Florida Gulf Coast University had a problem and an opportunity. We believe FGCU addressed both in developing guidelines for dating and even marriage among faculty and staff members and students.
The policy, or at least as we understand it so far, prohibits relationships in which one party has power over the other — unless that relationship is self-reported by the ranking member of that couple.
Failure to disclose, the policy says, could result in sanctions up to and including dismissal.
The advantage to coming forward, according to the policy, is access to a process that calls for case-by-case review within each senior staff member’s department. Official responses could include reassigning one of the partners to remove conflicts of interest or other misuse of power and influence.
The university has specific comments for concerns about the first kind of relationships that may come to mind — faculty-student. It stops short of an across-the-board ban, as long as a teacher does not date a student in his or her classes, and stresses that other remedies for unwanted, coercive advances on students by teachers remain firmly in place.
This policy addresses consensual relationships.
It takes into account that the people involved in relationships at this stage of life are adults. It also takes into account that the university is a dynamic place with myriad potential for abuse of power and funding.
FGCU got the job done in only six pages.
Time will tell if what’s on paper actually works on the problem as well as the opportunity. So far, it looks promising.

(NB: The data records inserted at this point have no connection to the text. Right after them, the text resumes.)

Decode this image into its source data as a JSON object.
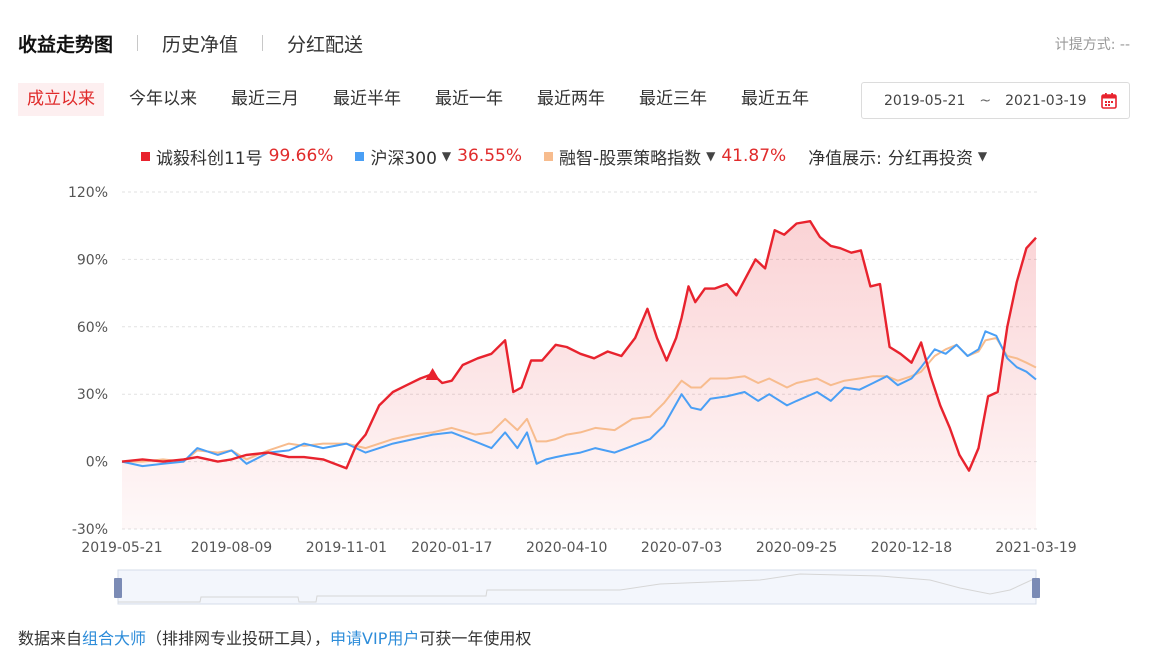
{
  "tabs": [
    {
      "label": "收益走势图",
      "active": true
    },
    {
      "label": "历史净值",
      "active": false
    },
    {
      "label": "分红配送",
      "active": false
    }
  ],
  "method": {
    "label": "计提方式:",
    "value": "--"
  },
  "ranges": [
    {
      "label": "成立以来",
      "active": true
    },
    {
      "label": "今年以来",
      "active": false
    },
    {
      "label": "最近三月",
      "active": false
    },
    {
      "label": "最近半年",
      "active": false
    },
    {
      "label": "最近一年",
      "active": false
    },
    {
      "label": "最近两年",
      "active": false
    },
    {
      "label": "最近三年",
      "active": false
    },
    {
      "label": "最近五年",
      "active": false
    }
  ],
  "date_range": {
    "start": "2019-05-21",
    "separator": "~",
    "end": "2021-03-19"
  },
  "legend": {
    "items": [
      {
        "name": "诚毅科创11号",
        "value": "99.66%",
        "color": "#e8232e",
        "dropdown": false
      },
      {
        "name": "沪深300",
        "value": "36.55%",
        "color": "#4a9ff5",
        "dropdown": true
      },
      {
        "name": "融智-股票策略指数",
        "value": "41.87%",
        "color": "#f7bc8e",
        "dropdown": true
      }
    ],
    "display_label": "净值展示:",
    "display_value": "分红再投资"
  },
  "chart_data": {
    "type": "line",
    "ylim": [
      -30,
      120
    ],
    "y_ticks": [
      "120%",
      "90%",
      "60%",
      "30%",
      "0%",
      "-30%"
    ],
    "y_tick_values": [
      120,
      90,
      60,
      30,
      0,
      -30
    ],
    "x_start": "2019-05-21",
    "x_end": "2021-03-19",
    "x_ticks": [
      "2019-05-21",
      "2019-08-09",
      "2019-11-01",
      "2020-01-17",
      "2020-04-10",
      "2020-07-03",
      "2020-09-25",
      "2020-12-18",
      "2021-03-19"
    ],
    "grid": true,
    "marker": {
      "date": "2020-01-03",
      "value": 39
    },
    "series": [
      {
        "name": "诚毅科创11号",
        "color": "#e8232e",
        "fill": true,
        "x": [
          "2019-05-21",
          "2019-06-05",
          "2019-06-20",
          "2019-07-05",
          "2019-07-15",
          "2019-07-30",
          "2019-08-09",
          "2019-08-20",
          "2019-09-05",
          "2019-09-20",
          "2019-10-01",
          "2019-10-15",
          "2019-11-01",
          "2019-11-08",
          "2019-11-15",
          "2019-11-25",
          "2019-12-05",
          "2019-12-15",
          "2019-12-25",
          "2020-01-03",
          "2020-01-10",
          "2020-01-17",
          "2020-01-25",
          "2020-02-05",
          "2020-02-15",
          "2020-02-25",
          "2020-03-02",
          "2020-03-08",
          "2020-03-15",
          "2020-03-23",
          "2020-04-02",
          "2020-04-10",
          "2020-04-20",
          "2020-04-30",
          "2020-05-10",
          "2020-05-20",
          "2020-05-30",
          "2020-06-08",
          "2020-06-15",
          "2020-06-22",
          "2020-06-29",
          "2020-07-03",
          "2020-07-08",
          "2020-07-13",
          "2020-07-20",
          "2020-07-27",
          "2020-08-05",
          "2020-08-12",
          "2020-08-19",
          "2020-08-26",
          "2020-09-02",
          "2020-09-09",
          "2020-09-16",
          "2020-09-25",
          "2020-10-05",
          "2020-10-12",
          "2020-10-20",
          "2020-10-27",
          "2020-11-04",
          "2020-11-11",
          "2020-11-18",
          "2020-11-25",
          "2020-12-02",
          "2020-12-10",
          "2020-12-18",
          "2020-12-25",
          "2021-01-01",
          "2021-01-08",
          "2021-01-15",
          "2021-01-22",
          "2021-01-29",
          "2021-02-05",
          "2021-02-12",
          "2021-02-19",
          "2021-02-26",
          "2021-03-05",
          "2021-03-12",
          "2021-03-19"
        ],
        "y": [
          0,
          1,
          0,
          1,
          2,
          0,
          1,
          3,
          4,
          2,
          2,
          1,
          -3,
          7,
          12,
          25,
          31,
          34,
          37,
          39,
          35,
          36,
          43,
          46,
          48,
          54,
          31,
          33,
          45,
          45,
          52,
          51,
          48,
          46,
          49,
          47,
          55,
          68,
          55,
          45,
          55,
          64,
          78,
          71,
          77,
          77,
          79,
          74,
          82,
          90,
          86,
          103,
          101,
          106,
          107,
          100,
          96,
          95,
          93,
          94,
          78,
          79,
          51,
          48,
          44,
          53,
          38,
          25,
          15,
          3,
          -4,
          6,
          29,
          31,
          60,
          80,
          95,
          99.66
        ]
      },
      {
        "name": "沪深300",
        "color": "#4a9ff5",
        "fill": false,
        "x": [
          "2019-05-21",
          "2019-06-05",
          "2019-06-20",
          "2019-07-05",
          "2019-07-15",
          "2019-07-30",
          "2019-08-09",
          "2019-08-20",
          "2019-09-05",
          "2019-09-20",
          "2019-10-01",
          "2019-10-15",
          "2019-11-01",
          "2019-11-15",
          "2019-12-05",
          "2019-12-20",
          "2020-01-03",
          "2020-01-17",
          "2020-02-03",
          "2020-02-15",
          "2020-02-25",
          "2020-03-05",
          "2020-03-12",
          "2020-03-19",
          "2020-03-26",
          "2020-04-02",
          "2020-04-10",
          "2020-04-20",
          "2020-05-01",
          "2020-05-15",
          "2020-05-28",
          "2020-06-10",
          "2020-06-20",
          "2020-07-03",
          "2020-07-10",
          "2020-07-17",
          "2020-07-24",
          "2020-08-05",
          "2020-08-18",
          "2020-08-28",
          "2020-09-05",
          "2020-09-18",
          "2020-09-25",
          "2020-10-10",
          "2020-10-20",
          "2020-10-30",
          "2020-11-10",
          "2020-11-20",
          "2020-11-30",
          "2020-12-08",
          "2020-12-18",
          "2020-12-25",
          "2021-01-04",
          "2021-01-12",
          "2021-01-20",
          "2021-01-28",
          "2021-02-05",
          "2021-02-10",
          "2021-02-18",
          "2021-02-26",
          "2021-03-05",
          "2021-03-12",
          "2021-03-19"
        ],
        "y": [
          0,
          -2,
          -1,
          0,
          6,
          3,
          5,
          -1,
          4,
          5,
          8,
          6,
          8,
          4,
          8,
          10,
          12,
          13,
          9,
          6,
          13,
          6,
          13,
          -1,
          1,
          2,
          3,
          4,
          6,
          4,
          7,
          10,
          16,
          30,
          24,
          23,
          28,
          29,
          31,
          27,
          30,
          25,
          27,
          31,
          27,
          33,
          32,
          35,
          38,
          34,
          37,
          42,
          50,
          48,
          52,
          47,
          50,
          58,
          56,
          46,
          42,
          40,
          36.55
        ]
      },
      {
        "name": "融智-股票策略指数",
        "color": "#f7bc8e",
        "fill": false,
        "x": [
          "2019-05-21",
          "2019-06-05",
          "2019-06-20",
          "2019-07-05",
          "2019-07-15",
          "2019-07-30",
          "2019-08-09",
          "2019-08-20",
          "2019-09-05",
          "2019-09-20",
          "2019-10-01",
          "2019-10-15",
          "2019-11-01",
          "2019-11-15",
          "2019-12-05",
          "2019-12-20",
          "2020-01-03",
          "2020-01-17",
          "2020-02-03",
          "2020-02-15",
          "2020-02-25",
          "2020-03-05",
          "2020-03-12",
          "2020-03-19",
          "2020-03-26",
          "2020-04-02",
          "2020-04-10",
          "2020-04-20",
          "2020-05-01",
          "2020-05-15",
          "2020-05-28",
          "2020-06-10",
          "2020-06-20",
          "2020-07-03",
          "2020-07-10",
          "2020-07-17",
          "2020-07-24",
          "2020-08-05",
          "2020-08-18",
          "2020-08-28",
          "2020-09-05",
          "2020-09-18",
          "2020-09-25",
          "2020-10-10",
          "2020-10-20",
          "2020-10-30",
          "2020-11-10",
          "2020-11-20",
          "2020-11-30",
          "2020-12-08",
          "2020-12-18",
          "2020-12-25",
          "2021-01-04",
          "2021-01-12",
          "2021-01-20",
          "2021-01-28",
          "2021-02-05",
          "2021-02-10",
          "2021-02-18",
          "2021-02-26",
          "2021-03-05",
          "2021-03-12",
          "2021-03-19"
        ],
        "y": [
          0,
          0,
          1,
          0,
          5,
          4,
          5,
          1,
          5,
          8,
          7,
          8,
          8,
          6,
          10,
          12,
          13,
          15,
          12,
          13,
          19,
          14,
          19,
          9,
          9,
          10,
          12,
          13,
          15,
          14,
          19,
          20,
          26,
          36,
          33,
          33,
          37,
          37,
          38,
          35,
          37,
          33,
          35,
          37,
          34,
          36,
          37,
          38,
          38,
          36,
          38,
          40,
          47,
          50,
          52,
          47,
          49,
          54,
          55,
          47,
          46,
          44,
          41.87
        ]
      }
    ]
  },
  "footer": {
    "prefix": "数据来自",
    "link1": "组合大师",
    "middle": "（排排网专业投研工具），",
    "link2": "申请VIP用户",
    "suffix": "可获一年使用权"
  }
}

What is clear right now is that the university understands the gravity of the situation.